Our surveys offer a local perspective against other regional and national impact trends. More than 80% of small business executives report that their operations have been moderately or severely impacted by the pandemic, according to a Greater Houston Partnership survey of member small businesses conducted between April 20-21. About 25% of respondents reported shutting down whole or partial operations.
Gallup reported that polling conducted between April 1-14 showed a record-high of 25% of workers believe they are likely to be laid off within the next year.
Polling conducted by the Strada Education Network between April 15 and April 16, showed that 54% of Americans in the workforce have lost their jobs or income in the last month. According to the poll, 62% of Americans are worried that they will lose their jobs. Additionally, a significant proportion of Americans – 34% – think that if they lose their job they would need to obtain more education to find a comparable one.
Move to Online Coursework Creates Challenges, Opportunities
In March, education respondents began moving classes online or conducting them as hybrid classes and assessing what program “completion” would mean for students – and how to support completion. They also considered whether to adjust the semester’s start and stop dates.
Educators also reported plans to develop processes to conduct lab work and how to reach students without technology at home. Since then, education systems have worked to connect students with emergency services include food and rent assistance, along with providing educational service and support.
The shift to online education presented major instructional challenges with which, in April, education respondents continued to grapple:
Educational institutions have had to provide tablets or laptops as well as provide internet hot spots to assist students. Teachers have also produced packets for students with no connectivity and are staying in touch with them via phone.
Educators reported difficulties facilitating lab work and necessary hands-on education and training. Now, they worry how students will be able to complete this work and have their skills verified, and how delays in these steps will delay students’ entry into the workforce.

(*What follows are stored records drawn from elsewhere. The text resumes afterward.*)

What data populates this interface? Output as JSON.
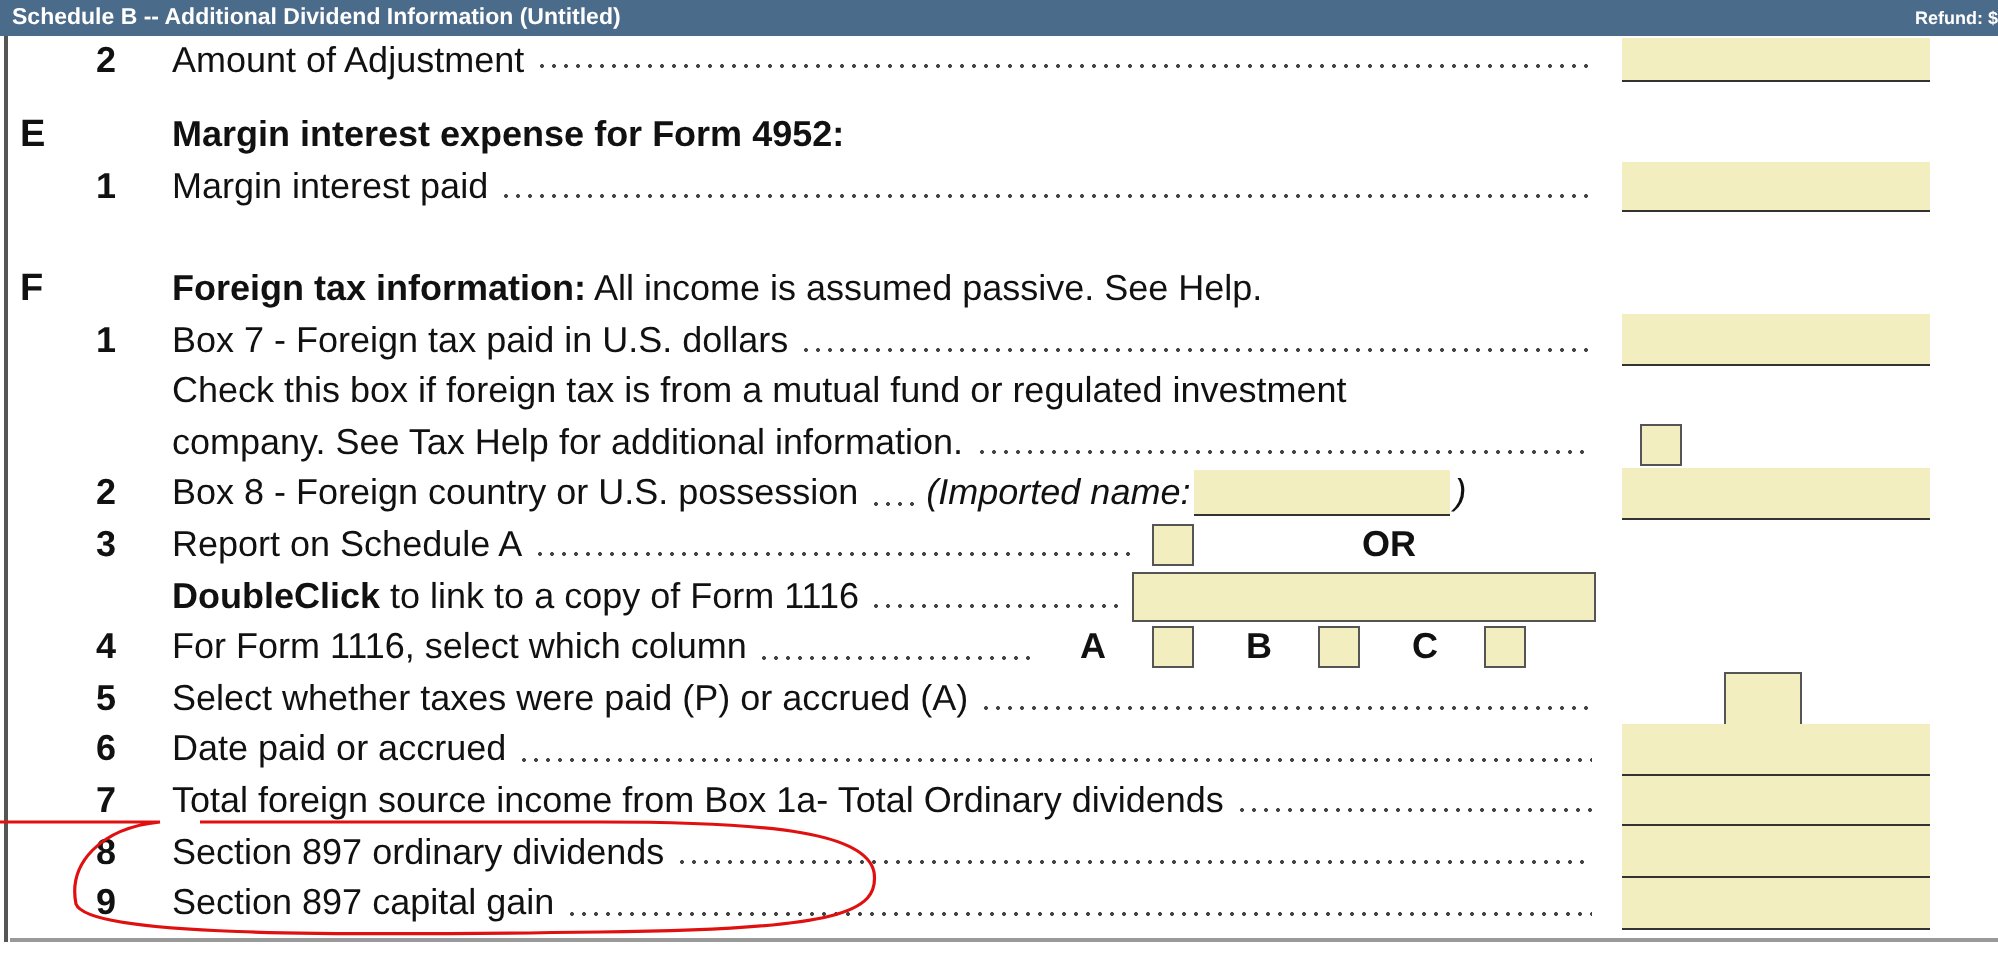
{
  "window": {
    "title": "Schedule B -- Additional Dividend Information (Untitled)",
    "refund_label": "Refund: $"
  },
  "partial_line": {
    "number": "2",
    "label": "Amount of Adjustment"
  },
  "sections": [
    {
      "letter": "E",
      "heading": "Margin interest expense for Form 4952:",
      "lines": [
        {
          "kind": "amount",
          "number": "1",
          "label": "Margin interest paid"
        }
      ]
    },
    {
      "letter": "F",
      "heading": "Foreign tax information:",
      "note": "All income is assumed passive. See Help.",
      "lines": [
        {
          "kind": "amount",
          "number": "1",
          "label": "Box 7  - Foreign tax paid in U.S. dollars"
        },
        {
          "kind": "text",
          "label": "Check this box if foreign tax is from a mutual fund or regulated investment"
        },
        {
          "kind": "checkbox",
          "label": "company. See Tax Help for additional information.",
          "checked": false
        },
        {
          "kind": "country",
          "number": "2",
          "label": "Box 8  - Foreign country or U.S. possession",
          "imported_label": "(Imported name:",
          "close": ")"
        },
        {
          "kind": "schedule_a",
          "number": "3",
          "label": "Report on Schedule A",
          "checked": false,
          "or_label": "OR"
        },
        {
          "kind": "link_field",
          "label": "**DoubleClick** to link to a copy of Form 1116"
        },
        {
          "kind": "columns",
          "number": "4",
          "label": "For Form 1116, select which column",
          "options": [
            {
              "label": "A",
              "checked": false
            },
            {
              "label": "B",
              "checked": false
            },
            {
              "label": "C",
              "checked": false
            }
          ]
        },
        {
          "kind": "code",
          "number": "5",
          "label": "Select whether taxes were paid (P) or accrued (A)"
        },
        {
          "kind": "amount",
          "number": "6",
          "label": "Date paid or accrued"
        },
        {
          "kind": "amount",
          "number": "7",
          "label": "Total foreign source income from Box 1a- Total Ordinary dividends"
        },
        {
          "kind": "amount",
          "number": "8",
          "label": "Section 897 ordinary dividends"
        },
        {
          "kind": "amount",
          "number": "9",
          "label": "Section 897 capital gain"
        }
      ]
    }
  ]
}
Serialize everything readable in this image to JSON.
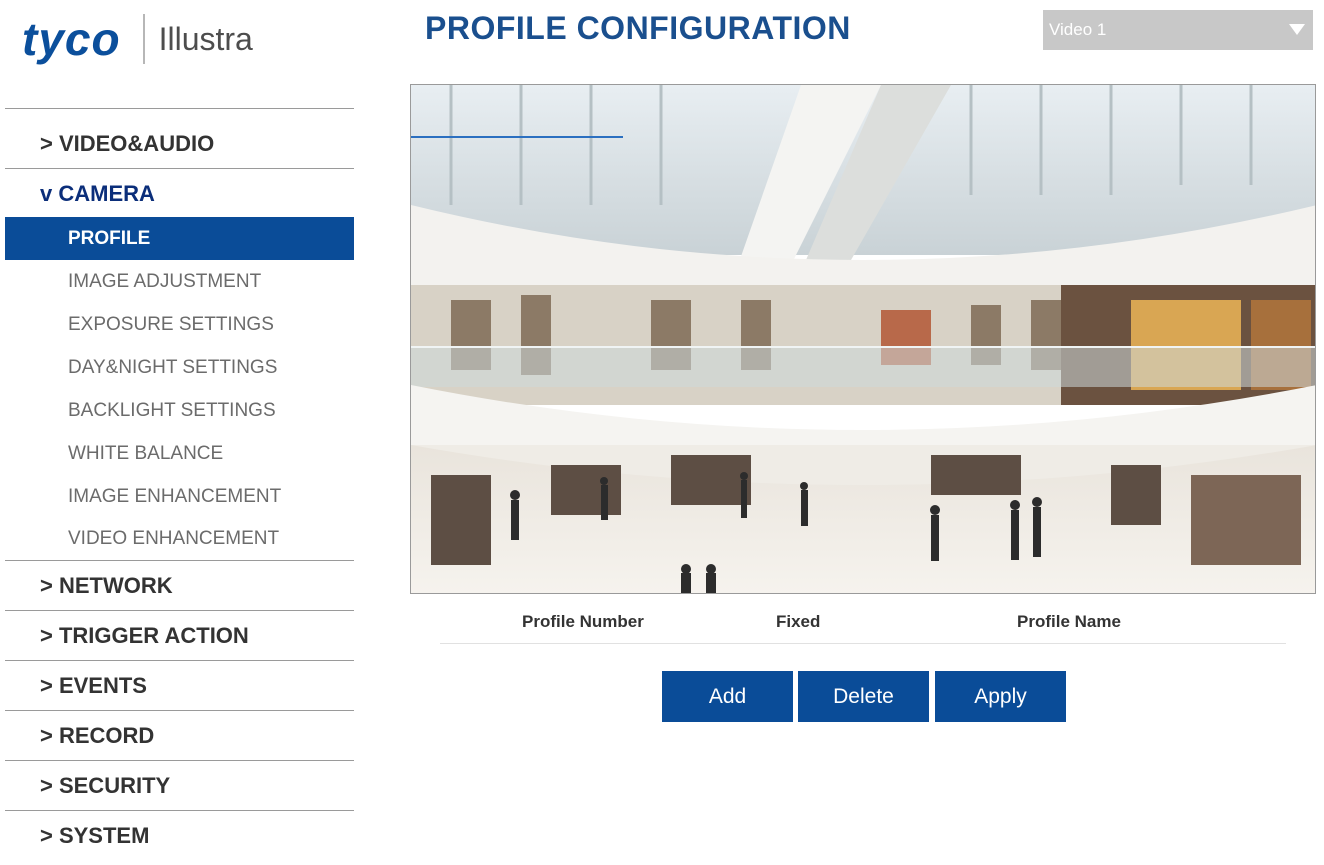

In early April, Gallup noted an annual household income divide of between parents who were more likely to say their children were receiving online distance learning (household incomes of more than $90,000) and parents who said their children were not (household incomes of less than $90,000). These data came from a probability-based Gallup Panel survey conducted via web between April 1 and April 3 and do not represent the experiences of parents without internet, Gallup notes. According to Gallup’s survey, 18% of parents are very concerned that that the online distance learning will have negative impacts on their child’s education and 31% are moderately concerned.
Labor and Workforce Data Will Help Partners Navigate a Path Forward
Uncertain employment conditions for employers and workers are driving the need for current employment figures including what industries and businesses are still hiring, what jobs are still growing and where individuals can connect with these opportunities. This information will help employers, educators and community-based organizations navigate through the next six months.
Additionally, survey respondents representing all areas report that they’d like to connect with other organizations and leaders to share best practices for recovery or to discuss ways in which to work together to connect clients or students with jobs, career opportunities and general support.